### WORK INSTRUCTIONS
Count how many lines in the entries below hold "Turn". Only the number belongs in the answer.

▼▼▼

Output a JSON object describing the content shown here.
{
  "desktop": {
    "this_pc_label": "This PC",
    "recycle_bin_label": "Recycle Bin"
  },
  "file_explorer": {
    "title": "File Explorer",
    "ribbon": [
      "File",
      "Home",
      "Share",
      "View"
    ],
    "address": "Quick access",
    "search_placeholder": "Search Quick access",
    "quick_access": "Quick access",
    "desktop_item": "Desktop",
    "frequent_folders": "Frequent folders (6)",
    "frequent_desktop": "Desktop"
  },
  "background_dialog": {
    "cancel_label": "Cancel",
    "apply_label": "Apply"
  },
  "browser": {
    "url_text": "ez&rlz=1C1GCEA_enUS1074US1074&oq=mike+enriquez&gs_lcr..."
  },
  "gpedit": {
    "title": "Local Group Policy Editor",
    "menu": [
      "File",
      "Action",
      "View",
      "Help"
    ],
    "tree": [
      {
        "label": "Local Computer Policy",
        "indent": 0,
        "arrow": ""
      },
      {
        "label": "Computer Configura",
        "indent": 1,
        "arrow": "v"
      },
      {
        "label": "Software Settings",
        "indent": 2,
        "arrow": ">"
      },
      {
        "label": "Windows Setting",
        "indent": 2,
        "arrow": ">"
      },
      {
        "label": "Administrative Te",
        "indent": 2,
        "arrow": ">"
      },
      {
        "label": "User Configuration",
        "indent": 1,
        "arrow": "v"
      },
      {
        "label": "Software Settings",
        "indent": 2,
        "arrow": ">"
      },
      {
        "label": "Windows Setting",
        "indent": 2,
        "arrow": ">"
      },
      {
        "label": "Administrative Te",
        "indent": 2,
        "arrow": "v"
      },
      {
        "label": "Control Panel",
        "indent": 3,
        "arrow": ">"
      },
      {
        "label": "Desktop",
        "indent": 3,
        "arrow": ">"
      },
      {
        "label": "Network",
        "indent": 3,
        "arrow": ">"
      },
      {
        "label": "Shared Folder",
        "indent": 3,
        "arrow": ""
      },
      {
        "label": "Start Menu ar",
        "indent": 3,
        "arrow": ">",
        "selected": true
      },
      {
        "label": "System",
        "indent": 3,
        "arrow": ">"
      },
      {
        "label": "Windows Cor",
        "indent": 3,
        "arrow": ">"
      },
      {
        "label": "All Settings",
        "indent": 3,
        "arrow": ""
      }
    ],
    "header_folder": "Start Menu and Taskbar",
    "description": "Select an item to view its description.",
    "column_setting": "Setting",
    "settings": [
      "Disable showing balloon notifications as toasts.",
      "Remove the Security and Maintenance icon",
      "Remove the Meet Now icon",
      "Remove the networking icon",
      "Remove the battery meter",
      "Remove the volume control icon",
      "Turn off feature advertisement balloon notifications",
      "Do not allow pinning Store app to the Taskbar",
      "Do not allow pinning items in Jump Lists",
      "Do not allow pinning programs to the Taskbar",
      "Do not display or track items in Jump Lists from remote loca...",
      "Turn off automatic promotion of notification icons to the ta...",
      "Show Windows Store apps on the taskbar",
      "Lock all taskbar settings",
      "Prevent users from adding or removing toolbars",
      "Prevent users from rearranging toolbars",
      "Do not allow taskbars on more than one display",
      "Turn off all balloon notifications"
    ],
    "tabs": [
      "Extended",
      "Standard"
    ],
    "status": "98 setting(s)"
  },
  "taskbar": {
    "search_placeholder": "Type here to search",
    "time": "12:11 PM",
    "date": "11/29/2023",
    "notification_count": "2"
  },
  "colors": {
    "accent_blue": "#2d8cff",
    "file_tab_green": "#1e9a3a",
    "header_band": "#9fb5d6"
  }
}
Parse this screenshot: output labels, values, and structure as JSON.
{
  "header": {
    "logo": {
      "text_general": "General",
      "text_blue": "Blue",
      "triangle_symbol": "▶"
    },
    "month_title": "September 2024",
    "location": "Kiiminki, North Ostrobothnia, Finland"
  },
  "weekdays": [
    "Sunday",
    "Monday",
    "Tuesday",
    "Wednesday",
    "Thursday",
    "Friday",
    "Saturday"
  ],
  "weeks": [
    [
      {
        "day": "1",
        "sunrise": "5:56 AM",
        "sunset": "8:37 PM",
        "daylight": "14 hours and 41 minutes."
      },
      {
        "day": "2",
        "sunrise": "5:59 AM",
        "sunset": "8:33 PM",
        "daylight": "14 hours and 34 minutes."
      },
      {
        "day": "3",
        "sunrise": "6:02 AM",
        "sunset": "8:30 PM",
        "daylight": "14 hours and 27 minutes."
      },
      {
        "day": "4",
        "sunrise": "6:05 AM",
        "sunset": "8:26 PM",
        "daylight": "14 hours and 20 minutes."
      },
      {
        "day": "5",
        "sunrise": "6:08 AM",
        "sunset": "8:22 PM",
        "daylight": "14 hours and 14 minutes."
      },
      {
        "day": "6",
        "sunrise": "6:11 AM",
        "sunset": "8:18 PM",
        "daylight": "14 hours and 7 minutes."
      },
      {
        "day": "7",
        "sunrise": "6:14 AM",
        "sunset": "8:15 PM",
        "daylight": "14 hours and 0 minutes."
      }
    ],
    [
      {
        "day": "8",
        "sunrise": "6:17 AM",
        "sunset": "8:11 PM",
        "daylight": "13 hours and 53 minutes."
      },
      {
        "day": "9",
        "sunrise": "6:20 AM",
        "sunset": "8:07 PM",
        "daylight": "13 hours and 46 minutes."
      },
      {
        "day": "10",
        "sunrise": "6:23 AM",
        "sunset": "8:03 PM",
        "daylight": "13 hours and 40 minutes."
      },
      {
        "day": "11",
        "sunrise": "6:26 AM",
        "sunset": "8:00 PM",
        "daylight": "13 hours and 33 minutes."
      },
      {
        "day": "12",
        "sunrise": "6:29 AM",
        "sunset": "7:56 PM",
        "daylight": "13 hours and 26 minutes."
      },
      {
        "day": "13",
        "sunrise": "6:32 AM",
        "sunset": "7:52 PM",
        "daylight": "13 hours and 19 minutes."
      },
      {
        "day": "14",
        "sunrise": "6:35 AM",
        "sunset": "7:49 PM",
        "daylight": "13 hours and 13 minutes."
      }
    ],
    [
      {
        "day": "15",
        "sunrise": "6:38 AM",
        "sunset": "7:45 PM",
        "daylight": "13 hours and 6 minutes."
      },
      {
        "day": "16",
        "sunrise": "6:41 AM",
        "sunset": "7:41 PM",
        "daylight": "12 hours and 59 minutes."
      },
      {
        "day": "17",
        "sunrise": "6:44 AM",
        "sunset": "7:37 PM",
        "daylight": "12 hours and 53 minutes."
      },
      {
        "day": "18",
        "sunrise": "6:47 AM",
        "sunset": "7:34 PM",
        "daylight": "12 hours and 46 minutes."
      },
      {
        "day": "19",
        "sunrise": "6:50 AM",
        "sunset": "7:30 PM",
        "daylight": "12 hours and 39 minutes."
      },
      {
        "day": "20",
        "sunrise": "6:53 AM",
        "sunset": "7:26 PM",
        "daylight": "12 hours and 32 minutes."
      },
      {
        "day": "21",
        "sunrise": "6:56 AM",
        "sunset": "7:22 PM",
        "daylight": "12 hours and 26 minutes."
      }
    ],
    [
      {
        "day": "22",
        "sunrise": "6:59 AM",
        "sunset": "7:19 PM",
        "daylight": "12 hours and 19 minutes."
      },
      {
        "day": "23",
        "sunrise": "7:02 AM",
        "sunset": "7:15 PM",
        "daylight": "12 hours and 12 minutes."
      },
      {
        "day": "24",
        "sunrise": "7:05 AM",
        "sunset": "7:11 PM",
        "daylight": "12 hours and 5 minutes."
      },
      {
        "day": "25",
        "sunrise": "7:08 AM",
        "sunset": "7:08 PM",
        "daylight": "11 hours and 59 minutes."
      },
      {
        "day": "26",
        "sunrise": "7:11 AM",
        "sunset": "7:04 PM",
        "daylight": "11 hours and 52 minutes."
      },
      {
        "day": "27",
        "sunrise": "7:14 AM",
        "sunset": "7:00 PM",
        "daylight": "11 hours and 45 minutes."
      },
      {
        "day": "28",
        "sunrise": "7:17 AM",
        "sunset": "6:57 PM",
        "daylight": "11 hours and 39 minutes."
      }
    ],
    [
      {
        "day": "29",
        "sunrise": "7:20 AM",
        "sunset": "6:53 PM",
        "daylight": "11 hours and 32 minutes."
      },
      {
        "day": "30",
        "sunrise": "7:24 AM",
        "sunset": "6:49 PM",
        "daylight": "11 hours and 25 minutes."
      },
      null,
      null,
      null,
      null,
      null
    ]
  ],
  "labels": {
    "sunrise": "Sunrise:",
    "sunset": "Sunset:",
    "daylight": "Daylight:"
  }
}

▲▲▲

### EXERCISE ANSWER
3